The Bradbury Building
Los Angeles boasts several architectural masterpieces, including the Bradbury Building, the oldest commercial structure downtown. Built in 1893, its open, interior Victorian courtyard, elaborate iron railings, cage elevators, and ornate stairways will be instantly recognizable to fans of “Blade Runner”, “Chinatown” and “(500) Days of Summer”, all of which filmed there.
Events to look out for when you fly to Los Angeles:
- Tournament of Roses Parade (January)
- Grammy Awards (February)
- Academy Awards (February)
- Los Angeles Marathon (March)
- Blessing of the Animals (March)
- LA Times Festival of Books (April)
- LA Gay Pride (June)
- Watts Summer Festival (August)
- LA Greek Festival (September)
- AFI Los Angeles International Film Festival (November)
- Hollywood Christmas Parade (November)
- Marina del Rey Holiday Boat Parade (December)
Reasons to fly with Norwegian
Eat and drink on board

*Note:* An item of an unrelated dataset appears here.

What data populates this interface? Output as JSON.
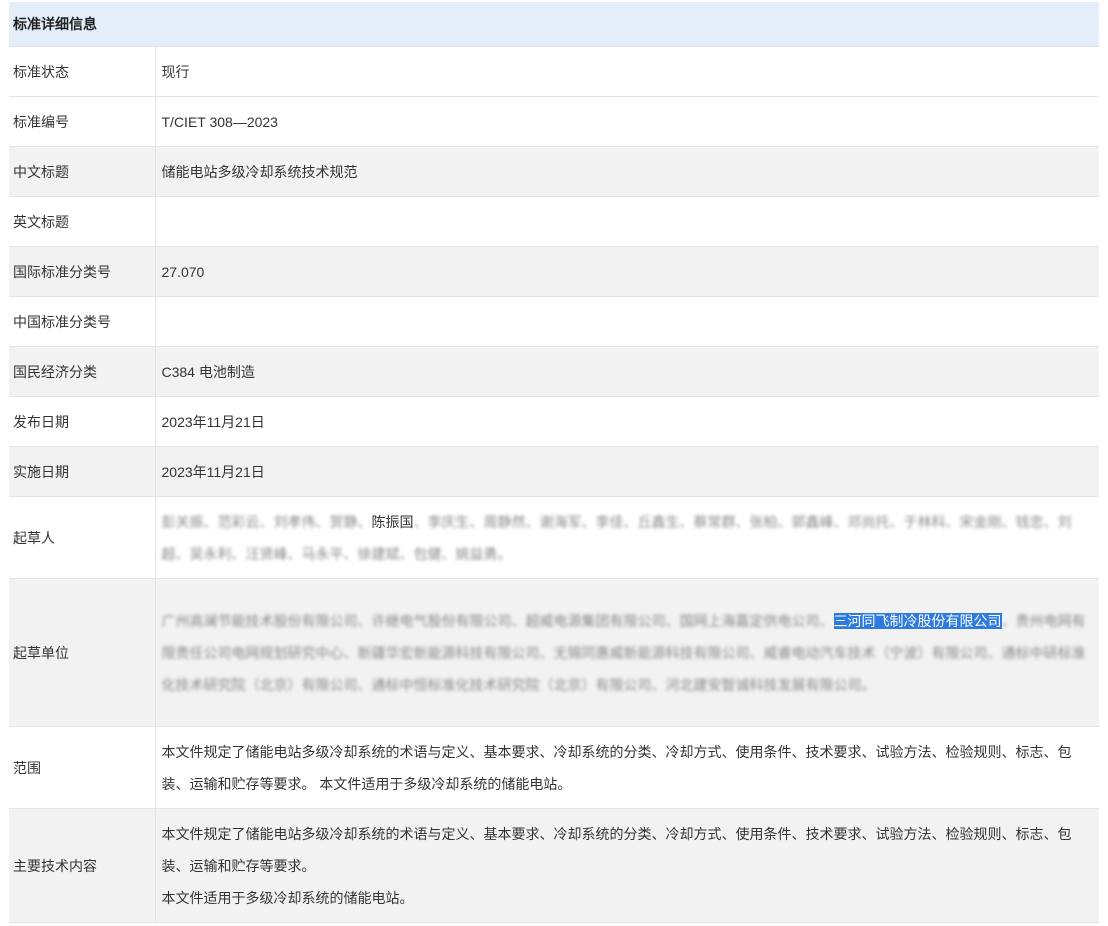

On all our long haul flights you can choose between two menus, and get two meals with wine, beer or mineral water included.
New aircraft - low emissions
On our long-haul flights you fly with our 787 Dreamliner, one of the most comfortable and environmentally friendly options there is.
Starting from 10 Euros you can get the window seat, be seated in the front to save time or near the exits to have more legroom. Already booked? Add seat reservation now.
Keep yourself entertained with our state-of-the-art entertainment system with movies, TV shows, games and an interactive 3D map with travel tips for your destination.
The airports we fly to are centrally located, with quick and easy transport connections to the city centre and beyond. Less hassle, more time to enjoy yourself.
Choose our Premium fare and get lounge access when you fly to our long-haul destinations. Lounges are available at selected airports.